Beauty and the Beast: Maintaining Your Gym

By Dawn Klingensmith


A bleacher maintenance and inspection checklist includes cleaning drive rollers; inspecting for proper motor voltage; tightening loose handrails and safety railings; and lubricating supports (L-channel, C-channel, brackets, etc.) and moving parts (rollers, cantilever arms, etc.).

"With bleachers specifically, it's critical that school districts be aware that they can break down often and they need maintenance on a regular schedule," Warner said. "When you recognize something's not operating properly, you need to stop and call someone—ignoring the problem will only lead to bigger problems. It could be something as simple as a water bottle jammed somewhere in the bleachers. Or it could be a broken weld that means your bleachers are about to collapse."

Neither bleachers nor basketball backstop systems should be operated by anyone other than a specially trained individual. Students, most coaches and other unqualified operators "are not in tune with or aware of what may be a bad sound or an odd angle" indicative of a structural or mechanical problem, Warner cautioned.

"Once you establish that protocol, then cleaning is probably the next most critical issue with bleachers," Warner said.

The main problem, he added, is that people keep feeding the beast.

"So many schools allow food into the gym," said Warner, adding that he understands it's a source of revenue.

Unfortunately, "Food gets into all the mechanisms—we see this constantly. And every time the bleachers cycle in and out, the stuff gets tracked around and works deeper and deeper into the mechanisms," Warner said.

This can attract pests, cause equipment failure and necessitate costly emergency repairs. Therefore, if food is permitted, trash receptacles should be plentiful and patrons urged to use them, Warner said.

"There are ways to clean bleachers properly," Warner said, "but it's not easy. It's time-consuming. I'd say 98 percent of schools don't do it."

Spilled food is not the only threat to the beast. "The biggest (gym maintenance) challenge we face here at Iowa State is the climate. In winter, people track in snow and sand and salt, and that causes a lot of wear and tear to the flooring and bleachers," said Doug Arrowsmith, coordinator of facility operations, Iowa State University at Ames.

For cleaning crews, "It's a constant battle to keep the grit out," he added. "We have rugs and carpet runners at the building entrances to try to get it knocked off."

Yet grit off the street finds its way to the gymnasium and even up in the stands.

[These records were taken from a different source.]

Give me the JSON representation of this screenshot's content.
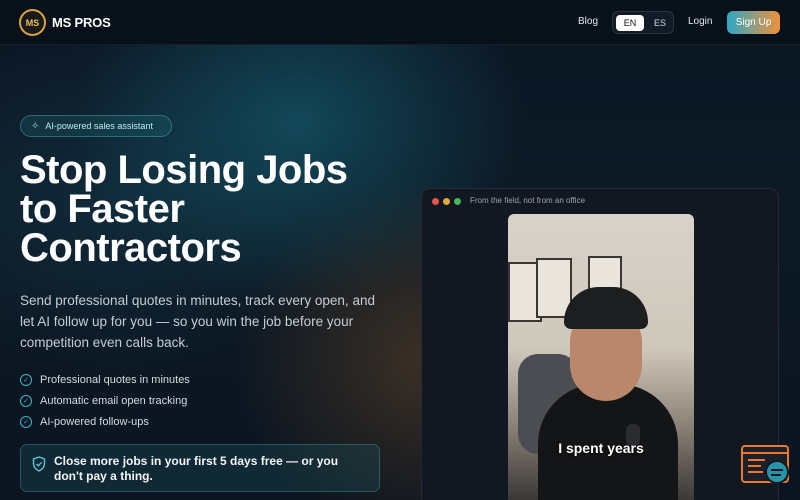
{
  "brand": {
    "name": "MS PROS",
    "logo_mark": "MS"
  },
  "nav": {
    "blog": "Blog",
    "languages": [
      "EN",
      "ES"
    ],
    "active_language": "EN",
    "login": "Login",
    "signup": "Sign Up"
  },
  "hero": {
    "badge": "AI-powered sales assistant",
    "headline": [
      "Stop Losing Jobs",
      "to Faster",
      "Contractors"
    ],
    "subheadline": "Send professional quotes in minutes, track every open, and let AI follow up for you — so you win the job before your competition even calls back.",
    "features": [
      "Professional quotes in minutes",
      "Automatic email open tracking",
      "AI-powered follow-ups"
    ],
    "guarantee": "Close more jobs in your first 5 days free — or you don't pay a thing."
  },
  "video_card": {
    "caption": "From the field, not from an office",
    "subtitle": "I spent years"
  },
  "icons": {
    "badge": "sparkle-icon",
    "feature": "check-circle-icon",
    "guarantee": "shield-check-icon",
    "chat": "chat-widget-icon"
  },
  "colors": {
    "accent_teal": "#39b9c9",
    "accent_orange": "#f0913a",
    "background": "#0b1320"
  }
}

"We are constantly trying to keep the bleachers clean," Arrowsmith said. And special care needs to be paid to the flooring underneath the bleachers when the system is recoiled.